Risk assessment: a case of a non-profit organisation in the environmental sector.

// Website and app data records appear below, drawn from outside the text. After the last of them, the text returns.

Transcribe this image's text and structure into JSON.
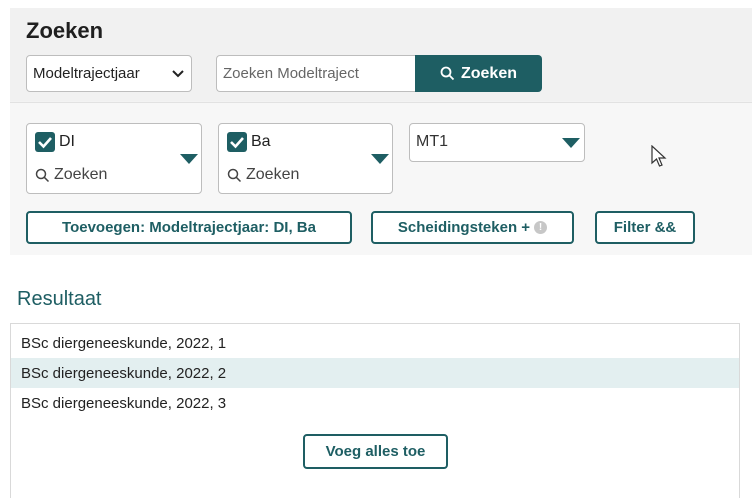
{
  "search": {
    "title": "Zoeken",
    "select_value": "Modeltrajectjaar",
    "input_placeholder": "Zoeken Modeltraject",
    "button_label": "Zoeken"
  },
  "filters": [
    {
      "label": "DI",
      "checked": true,
      "search_label": "Zoeken"
    },
    {
      "label": "Ba",
      "checked": true,
      "search_label": "Zoeken"
    },
    {
      "label": "MT1"
    }
  ],
  "actions": {
    "add_label": "Toevoegen: Modeltrajectjaar: DI, Ba",
    "separator_label": "Scheidingsteken +",
    "filter_label": "Filter &&"
  },
  "results": {
    "title": "Resultaat",
    "items": [
      "BSc diergeneeskunde, 2022, 1",
      "BSc diergeneeskunde, 2022, 2",
      "BSc diergeneeskunde, 2022, 3"
    ],
    "add_all_label": "Voeg alles toe"
  },
  "colors": {
    "accent": "#1e5e63",
    "highlight_row": "#e3eff0"
  }
}
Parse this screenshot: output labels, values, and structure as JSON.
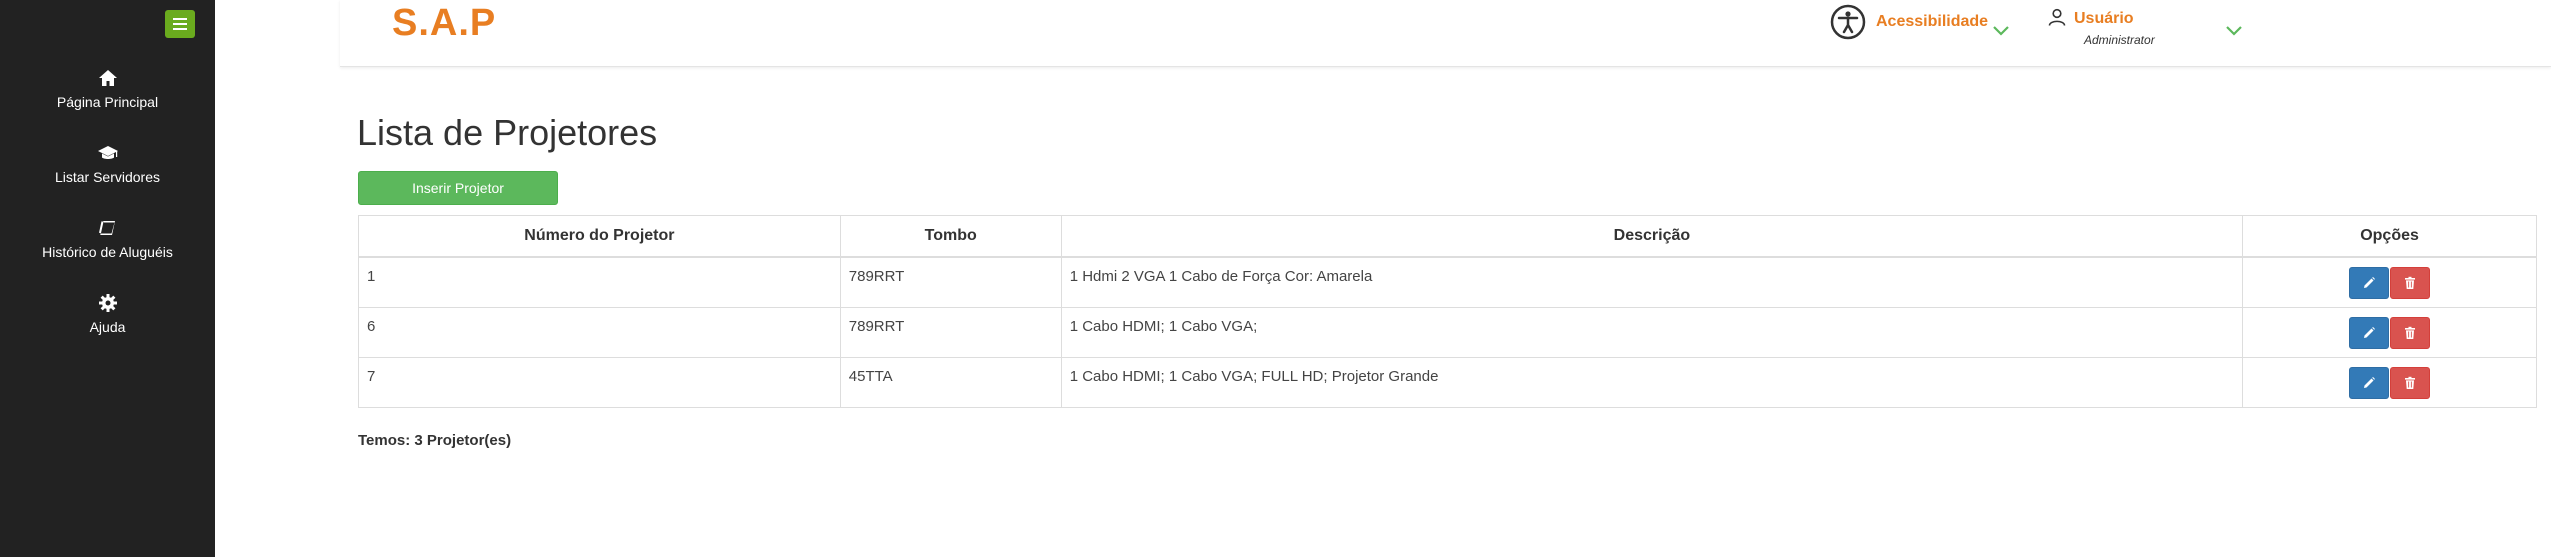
{
  "app": {
    "brand": "S.A.P"
  },
  "sidebar": {
    "items": [
      {
        "label": "Página Principal",
        "icon": "home-icon"
      },
      {
        "label": "Listar Servidores",
        "icon": "graduation-cap-icon"
      },
      {
        "label": "Histórico de Aluguéis",
        "icon": "book-icon"
      },
      {
        "label": "Ajuda",
        "icon": "gear-icon"
      }
    ]
  },
  "header": {
    "accessibility_label": "Acessibilidade",
    "user_label": "Usuário",
    "user_role": "Administrator"
  },
  "main": {
    "title": "Lista de Projetores",
    "insert_button": "Inserir Projetor",
    "columns": [
      "Número do Projetor",
      "Tombo",
      "Descrição",
      "Opções"
    ],
    "rows": [
      {
        "numero": "1",
        "tombo": "789RRT",
        "descricao": "1 Hdmi 2 VGA 1 Cabo de Força Cor: Amarela"
      },
      {
        "numero": "6",
        "tombo": "789RRT",
        "descricao": "1 Cabo HDMI; 1 Cabo VGA;"
      },
      {
        "numero": "7",
        "tombo": "45TTA",
        "descricao": "1 Cabo HDMI; 1 Cabo VGA; FULL HD; Projetor Grande"
      }
    ],
    "total": "Temos: 3 Projetor(es)"
  },
  "colors": {
    "brand": "#e87e22",
    "sidebar_bg": "#222222",
    "toggle": "#6aab1e",
    "insert_btn": "#5cb85c",
    "edit_btn": "#337ab7",
    "delete_btn": "#d9534f",
    "chevron": "#5cb85c"
  }
}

In South Africa (SA), non-profit organisations (NPOs) are governed by Codes of Good Practice, and the resulting strong governance, supported by effective risk management, is foundational to these organisations’ ability to anticipate and effectively respond to complex challenges. However, although organisations are expected to set higher standards through self-regulation mechanisms and abide by norms of good governance to improve their own transparency and accountabilities, the management of risks in the non-profit sector has not received adequate attention (Social Development, 2012:27). Effective risk assessment can improve the proper functioning of any organisation. This includes having financial stability, good governance, effective risk response strategies, the ability to make informed decisions, improved planning, and performance, and creating a positive organisational structure. The objective of this study is to give insight into the risk assessment of a non-profit organisation in the environmental sector. To achieve this, the study utilised three research questions: “How can a non-profit organisation identify an effective risk assessment process that can minimise risks?”; “Why is risk assessment important to the non-profit organisation?”; and “What are the challenges of risk assessment that are common among non-profit organisations within the environmental sector?” The research was a case study because a case study approach allows “in-depth explorations of complex issues in their real-life settings” (Crowe, Cresswell, Roberston, Huby, Avery & Sheikh, 2011:1). The research was also exploratory because it sought to understand the limited body of knowledge of risk assessment for the NPOs. Given the exploratory nature of the study, a mixed method design was used to collect primary data. A thematic analysis was used to analyse qualitative data and descriptive analysis to analyse quantitative data. The research was conducted in one of the leading environmental and conservation NPOs in SA. The target population for the study included top management of the organisation. Eighteen participants responded to the semistructured interviews and sixteen responded to the questionnaire. The study used a census technique where all participants who were willing to participate in the study were selected. The findings of this study suggest that a non-profit organisation is complex, thus, making it face unique challenges of growth, people, capacity, and reactiveness when conducting risk assessment. Despite these organisations carrying a non-profit status, results indicate that non-profit management viewed risk assessment as an important exercise to execute and that it must be a selfassessment controlled internally. The establishment of Risk Audit and Compliance SubCommittee (RAC), Risk Register, Internal Controls, and Risk Awareness are strategic processes implemented to effectively respond to risks.